Every line containing "JSON" should be copied out. Go through the entries and find them.

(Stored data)

%%

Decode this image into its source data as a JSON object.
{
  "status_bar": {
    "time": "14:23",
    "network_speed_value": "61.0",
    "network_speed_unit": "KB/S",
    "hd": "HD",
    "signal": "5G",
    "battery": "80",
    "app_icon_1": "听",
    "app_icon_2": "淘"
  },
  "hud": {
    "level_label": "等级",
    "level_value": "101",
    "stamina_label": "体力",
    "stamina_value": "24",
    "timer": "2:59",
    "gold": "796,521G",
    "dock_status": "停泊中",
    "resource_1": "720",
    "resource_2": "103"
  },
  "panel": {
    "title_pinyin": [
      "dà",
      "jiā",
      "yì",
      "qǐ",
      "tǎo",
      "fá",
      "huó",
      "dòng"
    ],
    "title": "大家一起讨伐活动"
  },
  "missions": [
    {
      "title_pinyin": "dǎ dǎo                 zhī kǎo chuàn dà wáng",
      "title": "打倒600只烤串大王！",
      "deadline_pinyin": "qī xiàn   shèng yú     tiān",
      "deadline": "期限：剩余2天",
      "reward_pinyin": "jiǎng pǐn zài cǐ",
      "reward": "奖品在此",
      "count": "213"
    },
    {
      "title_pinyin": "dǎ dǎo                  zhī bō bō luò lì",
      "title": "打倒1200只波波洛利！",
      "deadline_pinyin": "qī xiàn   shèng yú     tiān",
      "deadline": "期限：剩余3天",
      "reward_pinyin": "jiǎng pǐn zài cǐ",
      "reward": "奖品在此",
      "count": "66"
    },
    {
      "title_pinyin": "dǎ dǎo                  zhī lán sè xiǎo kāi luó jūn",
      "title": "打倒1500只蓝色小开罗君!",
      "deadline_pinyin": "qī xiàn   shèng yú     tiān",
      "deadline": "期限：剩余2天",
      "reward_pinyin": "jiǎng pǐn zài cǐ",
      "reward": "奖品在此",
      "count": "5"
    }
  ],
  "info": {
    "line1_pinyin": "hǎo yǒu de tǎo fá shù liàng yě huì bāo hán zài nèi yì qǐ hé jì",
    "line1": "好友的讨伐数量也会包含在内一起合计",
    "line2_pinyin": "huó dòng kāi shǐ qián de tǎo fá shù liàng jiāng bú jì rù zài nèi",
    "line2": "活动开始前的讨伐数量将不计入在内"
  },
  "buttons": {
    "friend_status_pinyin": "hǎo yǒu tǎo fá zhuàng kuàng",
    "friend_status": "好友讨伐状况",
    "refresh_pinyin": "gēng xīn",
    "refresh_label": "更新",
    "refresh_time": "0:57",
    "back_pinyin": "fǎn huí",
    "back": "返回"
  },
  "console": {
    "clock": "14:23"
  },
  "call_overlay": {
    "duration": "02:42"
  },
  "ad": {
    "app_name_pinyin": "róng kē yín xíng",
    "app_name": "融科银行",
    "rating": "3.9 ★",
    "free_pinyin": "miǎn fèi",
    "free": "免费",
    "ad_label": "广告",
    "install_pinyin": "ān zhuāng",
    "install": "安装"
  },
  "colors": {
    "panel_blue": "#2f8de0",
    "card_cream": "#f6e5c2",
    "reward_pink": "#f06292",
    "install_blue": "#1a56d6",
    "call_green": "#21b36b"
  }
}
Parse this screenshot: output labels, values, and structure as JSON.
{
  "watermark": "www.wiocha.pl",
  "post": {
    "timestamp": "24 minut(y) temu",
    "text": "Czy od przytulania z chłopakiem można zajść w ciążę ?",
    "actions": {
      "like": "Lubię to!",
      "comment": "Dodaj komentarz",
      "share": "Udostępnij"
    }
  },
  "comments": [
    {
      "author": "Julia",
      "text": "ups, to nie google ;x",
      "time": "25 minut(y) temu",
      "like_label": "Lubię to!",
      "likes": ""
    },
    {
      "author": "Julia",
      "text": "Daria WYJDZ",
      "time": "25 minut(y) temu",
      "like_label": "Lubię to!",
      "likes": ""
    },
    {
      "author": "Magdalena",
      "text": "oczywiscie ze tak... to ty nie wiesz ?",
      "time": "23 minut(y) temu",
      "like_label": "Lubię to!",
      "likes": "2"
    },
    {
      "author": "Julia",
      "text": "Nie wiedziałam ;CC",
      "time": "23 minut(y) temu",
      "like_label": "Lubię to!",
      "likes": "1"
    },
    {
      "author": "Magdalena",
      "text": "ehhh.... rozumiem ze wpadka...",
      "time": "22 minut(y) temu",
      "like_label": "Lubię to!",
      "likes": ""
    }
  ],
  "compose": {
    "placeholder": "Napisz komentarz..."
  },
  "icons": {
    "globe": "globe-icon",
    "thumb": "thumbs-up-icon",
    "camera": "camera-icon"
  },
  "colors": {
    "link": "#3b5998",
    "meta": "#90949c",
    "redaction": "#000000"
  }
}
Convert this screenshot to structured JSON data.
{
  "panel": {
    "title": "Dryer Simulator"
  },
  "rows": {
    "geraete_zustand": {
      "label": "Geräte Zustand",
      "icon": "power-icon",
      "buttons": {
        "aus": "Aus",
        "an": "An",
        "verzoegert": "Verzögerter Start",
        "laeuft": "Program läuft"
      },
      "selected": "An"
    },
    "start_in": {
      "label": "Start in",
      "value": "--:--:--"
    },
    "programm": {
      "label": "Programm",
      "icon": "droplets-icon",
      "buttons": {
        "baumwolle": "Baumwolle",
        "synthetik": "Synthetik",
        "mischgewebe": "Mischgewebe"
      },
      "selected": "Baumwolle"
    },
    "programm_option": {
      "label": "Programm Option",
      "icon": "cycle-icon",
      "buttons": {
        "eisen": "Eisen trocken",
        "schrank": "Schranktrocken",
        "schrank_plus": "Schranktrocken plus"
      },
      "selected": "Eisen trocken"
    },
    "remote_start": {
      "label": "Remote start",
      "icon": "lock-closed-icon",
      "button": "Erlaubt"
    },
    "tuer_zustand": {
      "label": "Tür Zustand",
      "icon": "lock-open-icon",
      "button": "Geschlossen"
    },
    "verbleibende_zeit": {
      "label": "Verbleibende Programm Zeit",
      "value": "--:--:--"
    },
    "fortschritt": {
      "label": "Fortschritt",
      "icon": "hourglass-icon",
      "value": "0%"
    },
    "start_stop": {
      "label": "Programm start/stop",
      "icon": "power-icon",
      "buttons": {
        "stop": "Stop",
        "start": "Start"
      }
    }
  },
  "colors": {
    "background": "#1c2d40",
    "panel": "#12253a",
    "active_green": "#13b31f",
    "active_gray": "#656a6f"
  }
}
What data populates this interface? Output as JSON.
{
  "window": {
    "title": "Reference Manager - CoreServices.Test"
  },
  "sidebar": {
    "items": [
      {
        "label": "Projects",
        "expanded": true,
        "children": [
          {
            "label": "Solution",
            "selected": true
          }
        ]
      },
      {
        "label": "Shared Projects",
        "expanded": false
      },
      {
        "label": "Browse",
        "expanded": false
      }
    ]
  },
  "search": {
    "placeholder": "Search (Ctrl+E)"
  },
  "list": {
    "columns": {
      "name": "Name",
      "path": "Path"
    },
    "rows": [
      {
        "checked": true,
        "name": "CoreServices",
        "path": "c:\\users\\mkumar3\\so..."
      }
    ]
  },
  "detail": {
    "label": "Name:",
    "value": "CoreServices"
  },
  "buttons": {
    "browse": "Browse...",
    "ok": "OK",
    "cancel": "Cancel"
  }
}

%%

> _YOUR RESPONSE_
Decode this image into its source data as a JSON object.
Parse this screenshot: output labels, values, and structure as JSON.
Convert this screenshot to structured JSON data.
What data populates this interface? Output as JSON.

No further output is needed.